There’s something super special about a first love. Not the first romantic love, but your first best friend, that person that comes in just a little closer to your heart than everyone else, because they get you. I wrote this entry in February of 2009:
I had a best friend when I was around age four, named Robert Baer. We were determined that we would marry (and in fact did so a few times, in ceremonies officiated by whomever was nearby). I knew everything about this kid. I knew that when I had sleepovers, I didn’t want to sleep in his bed because he was a kicker. I knew how to wind him up and how to talk him into letting me ride the plastic horse hosted up on springs first. We knew we were bionic, his capabilities surprisingly similar to Steve Austin’s, mine to Jaime Summers; though my bionics had the additional benefit of allowing me to stick pennies to my forehead using only spit.
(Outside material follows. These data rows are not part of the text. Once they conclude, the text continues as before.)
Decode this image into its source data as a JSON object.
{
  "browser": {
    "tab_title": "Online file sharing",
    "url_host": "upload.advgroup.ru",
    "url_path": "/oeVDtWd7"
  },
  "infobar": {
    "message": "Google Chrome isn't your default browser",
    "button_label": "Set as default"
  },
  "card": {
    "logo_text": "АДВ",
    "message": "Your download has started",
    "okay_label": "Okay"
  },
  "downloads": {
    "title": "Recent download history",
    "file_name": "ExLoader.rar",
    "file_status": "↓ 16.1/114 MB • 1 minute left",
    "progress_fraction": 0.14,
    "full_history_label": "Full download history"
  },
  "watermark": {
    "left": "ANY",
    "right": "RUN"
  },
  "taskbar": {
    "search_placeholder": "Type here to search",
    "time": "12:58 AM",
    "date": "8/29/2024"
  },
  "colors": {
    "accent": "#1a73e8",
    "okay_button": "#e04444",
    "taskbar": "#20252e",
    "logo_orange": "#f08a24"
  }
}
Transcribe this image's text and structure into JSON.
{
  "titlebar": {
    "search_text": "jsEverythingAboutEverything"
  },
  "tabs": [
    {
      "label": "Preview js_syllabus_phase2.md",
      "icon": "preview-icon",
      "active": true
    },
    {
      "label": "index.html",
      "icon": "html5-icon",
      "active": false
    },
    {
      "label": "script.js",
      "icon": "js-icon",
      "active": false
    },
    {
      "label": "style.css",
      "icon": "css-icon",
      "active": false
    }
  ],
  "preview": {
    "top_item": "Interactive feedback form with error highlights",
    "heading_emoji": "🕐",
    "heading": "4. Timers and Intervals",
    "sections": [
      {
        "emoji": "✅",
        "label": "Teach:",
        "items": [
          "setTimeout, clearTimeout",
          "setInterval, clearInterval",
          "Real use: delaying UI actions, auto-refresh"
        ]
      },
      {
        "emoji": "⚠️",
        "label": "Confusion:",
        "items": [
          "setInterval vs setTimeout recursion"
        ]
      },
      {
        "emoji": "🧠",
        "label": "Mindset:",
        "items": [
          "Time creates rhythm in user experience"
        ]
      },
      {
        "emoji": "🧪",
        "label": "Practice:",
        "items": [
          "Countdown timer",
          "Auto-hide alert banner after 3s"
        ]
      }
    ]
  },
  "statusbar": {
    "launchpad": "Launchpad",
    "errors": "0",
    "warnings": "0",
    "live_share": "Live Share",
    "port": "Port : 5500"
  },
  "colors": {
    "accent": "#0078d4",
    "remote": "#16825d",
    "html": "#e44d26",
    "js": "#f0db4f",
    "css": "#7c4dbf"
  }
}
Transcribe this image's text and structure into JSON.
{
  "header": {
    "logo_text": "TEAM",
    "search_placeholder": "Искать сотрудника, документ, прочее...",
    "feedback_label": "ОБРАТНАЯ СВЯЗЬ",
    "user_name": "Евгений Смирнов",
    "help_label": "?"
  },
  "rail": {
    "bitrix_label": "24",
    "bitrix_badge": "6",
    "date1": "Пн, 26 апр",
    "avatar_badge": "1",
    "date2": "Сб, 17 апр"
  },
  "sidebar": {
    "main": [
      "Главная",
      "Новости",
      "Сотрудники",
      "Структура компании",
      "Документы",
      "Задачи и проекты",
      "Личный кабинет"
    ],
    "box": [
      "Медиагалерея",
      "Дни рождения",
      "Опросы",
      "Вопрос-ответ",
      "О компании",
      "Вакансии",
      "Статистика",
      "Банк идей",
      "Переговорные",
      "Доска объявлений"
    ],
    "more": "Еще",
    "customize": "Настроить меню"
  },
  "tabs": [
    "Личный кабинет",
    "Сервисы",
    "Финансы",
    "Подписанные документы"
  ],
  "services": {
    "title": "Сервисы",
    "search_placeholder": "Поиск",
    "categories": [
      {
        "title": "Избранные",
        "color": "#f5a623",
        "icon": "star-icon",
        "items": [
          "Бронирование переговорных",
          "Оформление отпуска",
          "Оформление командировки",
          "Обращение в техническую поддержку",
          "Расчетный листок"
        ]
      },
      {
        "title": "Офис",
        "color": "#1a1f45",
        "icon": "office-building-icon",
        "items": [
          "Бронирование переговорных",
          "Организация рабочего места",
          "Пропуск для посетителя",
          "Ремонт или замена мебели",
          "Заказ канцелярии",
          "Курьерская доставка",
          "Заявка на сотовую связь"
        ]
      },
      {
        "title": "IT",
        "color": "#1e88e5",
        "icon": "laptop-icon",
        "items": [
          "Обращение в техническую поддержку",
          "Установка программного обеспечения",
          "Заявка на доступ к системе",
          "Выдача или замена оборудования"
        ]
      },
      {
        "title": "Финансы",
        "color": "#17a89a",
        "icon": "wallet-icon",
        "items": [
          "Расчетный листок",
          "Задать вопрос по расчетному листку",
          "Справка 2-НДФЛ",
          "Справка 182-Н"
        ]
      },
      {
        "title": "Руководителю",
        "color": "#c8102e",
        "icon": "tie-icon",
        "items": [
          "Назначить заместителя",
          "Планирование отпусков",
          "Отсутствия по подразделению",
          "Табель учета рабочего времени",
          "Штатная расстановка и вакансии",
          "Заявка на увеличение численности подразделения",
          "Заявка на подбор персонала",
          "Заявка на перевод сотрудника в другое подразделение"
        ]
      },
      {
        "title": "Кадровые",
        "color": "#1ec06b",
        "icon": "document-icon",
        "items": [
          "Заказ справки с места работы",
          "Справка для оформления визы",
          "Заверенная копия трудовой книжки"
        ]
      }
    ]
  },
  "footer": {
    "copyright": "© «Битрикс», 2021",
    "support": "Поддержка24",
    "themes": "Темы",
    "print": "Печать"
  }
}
We would steal his mother’s bottles of Prell shampoo and dump them onto the dog, and I coveted Robert’s amazing luck to be able to pee standing up, which I tried to imitate over and over (looking back I’m very sorry to his parents for those attempts, and also wonder: who carpets a bathroom?)
The way they automatically reach for each other’s hands at street corners.
The way they stop talking when I’m within earshot and say “Nothing”, in unison.
…I know they will be friends for life, even when life separates them. This kind of friendship cannot be undone.
So this is why, when I received a text from Laura, Sophia’s mother, a few days ago my heart stopped. It read:
Would you ever consider putting your eldest on a plane to St. Louis for a few days this summer?
See, Sophia and her family moved in May of 2009. All the things that need to happen to make a family move did happen to Sophia and her family. But we’ve stayed in touch with email and the occasional letter and some iChat. Roan still counts Sophia as a best friend, and looks at pictures of her regularly.
My heart stopped, because I knew it would be the greatest treat in the world for my boy to get to go visit his friend. But flying alone? And having a vacation without me or his dad? What what??
I threw the idea cautiously at Roan who said he needed to sleep on it. Flying alone seemed a little intimidating. That night, Joe, Sophia’s dad sent an email and named dropped Six Flags. And a 10-story slide. And a water park. And Roan jumped, whole-heartedly into the idea. He is now counting the days. Visiting St. Louis is the first thing he mentions to everyone when they ask about summer plans. Breakfast each morning is spent outlining exactly how excited he is to see Sophia.
And so. My eldest, who it seems was only born about 5 minutes ago and who couldn’t possibly survive 10 minutes without his mother is apparently quite self-sufficient. I’m so proud of him for being this kind of kid – but it also kills me a little that he’s this kind of kid. Fortunately, this family of Sophia’s is more family than friend to all of us Nelson Calls over here. And I do not fear at all for my boy while he’s gone. I fear a little for his father and myself. But we’ll try to be ok. How could I say no to reuniting these two?